The Effects Of Gut Health On Skin

The role of the Gut

Our gut is an incredible ecosystem! It is home to trillions of bacterial cells (both good and bad) that contribute to our overall health and wellbeing. These days, our gut is even being referred to as our ‘second-brain’, which shows just how important it is to how we as humans function on a daily basis.

Not surprisingly; and with that in mind - the world has now become gut-obsessed, and who can blame us?! 

With the drastic increase in information about our ‘gut’ stuck deep within all crevices of the online space, it is still really important to understand that the research around the role of our gut on our overall health is still in its infancy (i.e - it’s a very new area of study). However, what we can be certain of, is that if we consciously nurture and nourish the beneficial bacterial cells that reside in our gut through a number of different lifestyle factors, it can positively affect our energy levels, sleep quality, risk of chronic disease, immune health, mood and interestingly, our skin!

 

Gut Health and Skin, What’s the Link?
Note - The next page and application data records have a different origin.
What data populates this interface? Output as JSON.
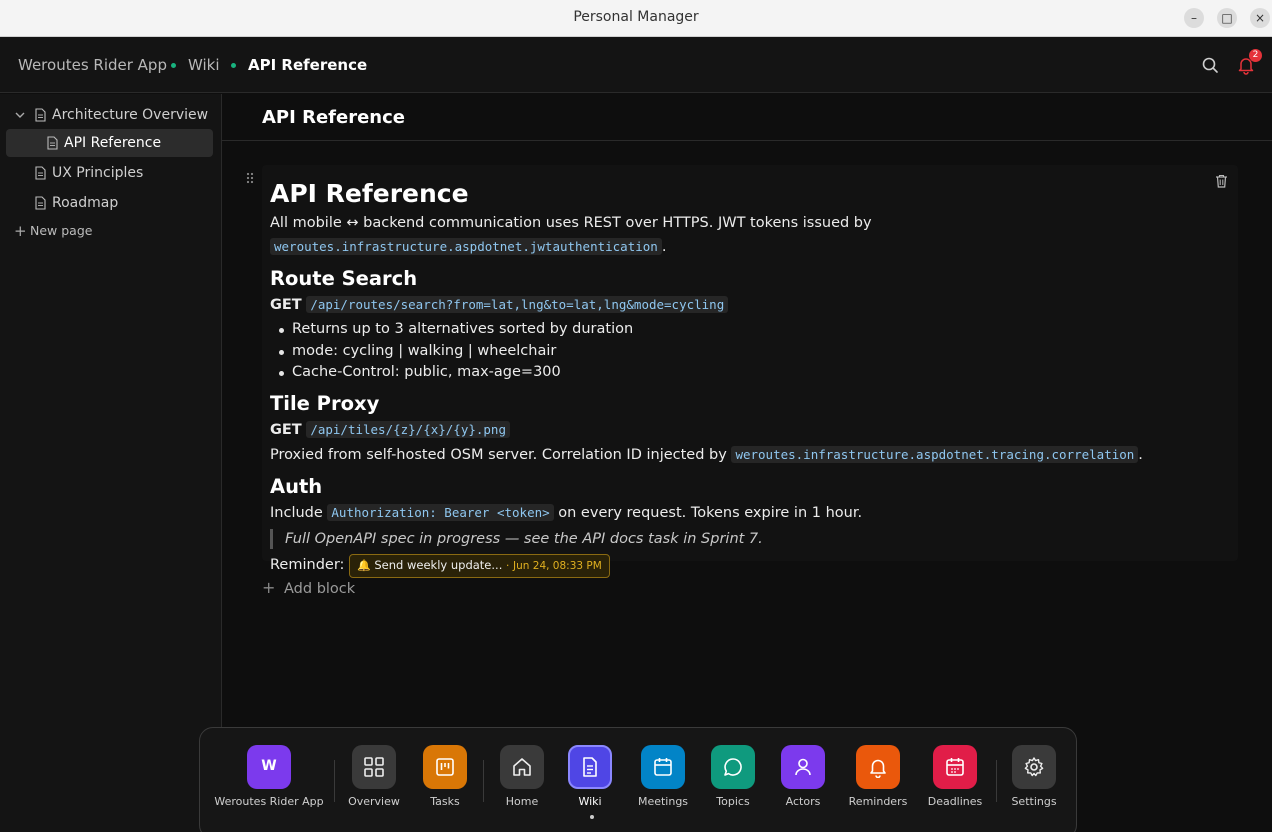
{
  "window": {
    "title": "Personal Manager",
    "buttons": [
      "–",
      "□",
      "×"
    ]
  },
  "header": {
    "breadcrumb": [
      "Weroutes Rider App",
      "Wiki",
      "API Reference"
    ],
    "notification_count": "2"
  },
  "sidebar": {
    "items": [
      {
        "label": "Architecture Overview",
        "expanded": true
      },
      {
        "label": "API Reference",
        "active": true
      },
      {
        "label": "UX Principles"
      },
      {
        "label": "Roadmap"
      }
    ],
    "new_page": "New page"
  },
  "main": {
    "page_title": "API Reference",
    "doc": {
      "h1": "API Reference",
      "intro_text": "All mobile ↔ backend communication uses REST over HTTPS. JWT tokens issued by",
      "intro_code": "weroutes.infrastructure.aspdotnet.jwtauthentication",
      "route_search": {
        "heading": "Route Search",
        "method": "GET",
        "endpoint": "/api/routes/search?from=lat,lng&to=lat,lng&mode=cycling",
        "bullets": [
          "Returns up to 3 alternatives sorted by duration",
          "mode: cycling | walking | wheelchair",
          "Cache-Control: public, max-age=300"
        ]
      },
      "tile_proxy": {
        "heading": "Tile Proxy",
        "method": "GET",
        "endpoint": "/api/tiles/{z}/{x}/{y}.png",
        "text": "Proxied from self-hosted OSM server. Correlation ID injected by",
        "code": "weroutes.infrastructure.aspdotnet.tracing.correlation"
      },
      "auth": {
        "heading": "Auth",
        "prefix": "Include",
        "code": "Authorization: Bearer <token>",
        "suffix": "on every request. Tokens expire in 1 hour."
      },
      "quote": "Full OpenAPI spec in progress — see the API docs task in Sprint 7.",
      "reminder": {
        "label": "Reminder:",
        "title": "Send weekly update...",
        "date": "Jun 24, 08:33 PM"
      }
    },
    "add_block": "Add block"
  },
  "dock": {
    "items": [
      {
        "label": "Weroutes Rider App",
        "letter": "W",
        "color": "#7c3aed"
      },
      {
        "label": "Overview",
        "color": "#3a3a3a"
      },
      {
        "label": "Tasks",
        "color": "#d97706"
      },
      {
        "label": "Home",
        "color": "#3a3a3a"
      },
      {
        "label": "Wiki",
        "color": "#4f46e5",
        "active": true
      },
      {
        "label": "Meetings",
        "color": "#0284c7"
      },
      {
        "label": "Topics",
        "color": "#0f9a7e"
      },
      {
        "label": "Actors",
        "color": "#7c3aed"
      },
      {
        "label": "Reminders",
        "color": "#ea580c"
      },
      {
        "label": "Deadlines",
        "color": "#e11d48"
      },
      {
        "label": "Settings",
        "color": "#3a3a3a"
      }
    ]
  }
}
The appearance of our skin is strongly influenced by a number of factors, most typically our genetics, hormones, medical history, environment, skincare regime (of course) and, what we are going to deep dive into today; the overall quality of our diet and its effect on our gut.

Throughout this blog, we aren’t going to fully immerse ourselves in the types of foods and nutrients that we should be eating for healthy skin, more-so we are going to examine how exactly the health of our gut can positively or negatively affect the quality of our skin. Let’s go!

Psssst, it turns out that taking care of your gut may assist you in overcoming some of your deepest skin concerns!

 

Absorption

For context, the role of the gut is to digest and absorb nutrients from the food we eat, and to eliminate waste (yep, do a poo). If you thought you could get through a Dietitian’s blog without discussing poo, you thought wrong my friend.

Effective digestion occurs when your body is able to absorb and retain the maximum amount of nutrients possible from the food you eat.

Let’s take a look at Vitamin C as an example; a potent antioxidant that most of us know plays an imperative role in the appearance of our skin. If we eat a food source rich in Vitamin C such as kiwi fruit or strawberries, a healthy gut will be able to absorb as much of that Vitamin C as possible which means it will have a greater impact on the health of our skin. A not-so healthy gut, or one that has impaired digestion for whatever reason, will not be able to absorb enough nutrients and will therefore have less of an effect on your skin. Make sense?

 

So, how do you know if your gut is functioning optimally?

  • Your bathroom habits are normal for you - e.g you go to the toilet regularly.
  • You don’t suffer from debilitating or prolonged bloating, gas or abdominal cramps.
  • You’ve had a nutritional blood examination (blood test) which depicts your vitamins and minerals are within normal ranges.


Dysbiosis

As fancy as this term sounds, dysbiosis really just means an imbalance of bacteria in the gut - or put more simply, a less ideal ratio of good bacteria to bad bacteria. Dysbiosis can occur from a diet high in refined foods, smoking, stress and environmental factors. Imbalances in bacteria can again inhibit the gut’s ability to absorb nutrients effectively and may negatively affect how supple and glowy our skin appears.

 

Immune Health

Surprisingly, 70% of our immune cells are also located in the gut. Given that statistic, this means that the health of our gut can contribute to the strength of our immune system and our risk of experiencing skin issues associated with poor immune health.

Inflammation

Off the back of that last statement, an inflammatory response occurs in our bodies when our immune system is working hard to fight off unwanted pathogens. If our immune health is compromised due to the health of our gut, our bodies may be more susceptible to total body inflammation and associated skin conditions such as eczema, dermatitis and psoriasis to name a few. 

 

Elimination

Last, but certainly not least, let’s talk about the dirty stuff (quite literally!). Each time we use our bowels, we are ridding the body of water, fibre (undigested plant foods), nutrients, substrates and bacteria. It sounds like a complicated concoction of waste products, which it is - but essentially our system is just removing anything it isn’t utilising. If our elimination process is too regular or not regular enough, this can affect our digestion, absorption, immune health, inflammation and therefore, negatively affect our skin. Everybody’s bowel habits are unique to them, so what's normal for you might not be normal for someone else. Consistency is key, so do keep your eye out for sporadic changes in your toileting routine as this may indicate a problem in your gut that may impact your skin too!

Stay tuned for more blogs on the type of foods and nutrients you should be eating for a healthy gut and glowing skin. 

Written by Millie Padula @thedietitionedition- Accredited Practising Dietitian


If you would like individualized advice on how to optimise your gut health for glowing skin, please seek guidance from an Accredited Practising Dietitian.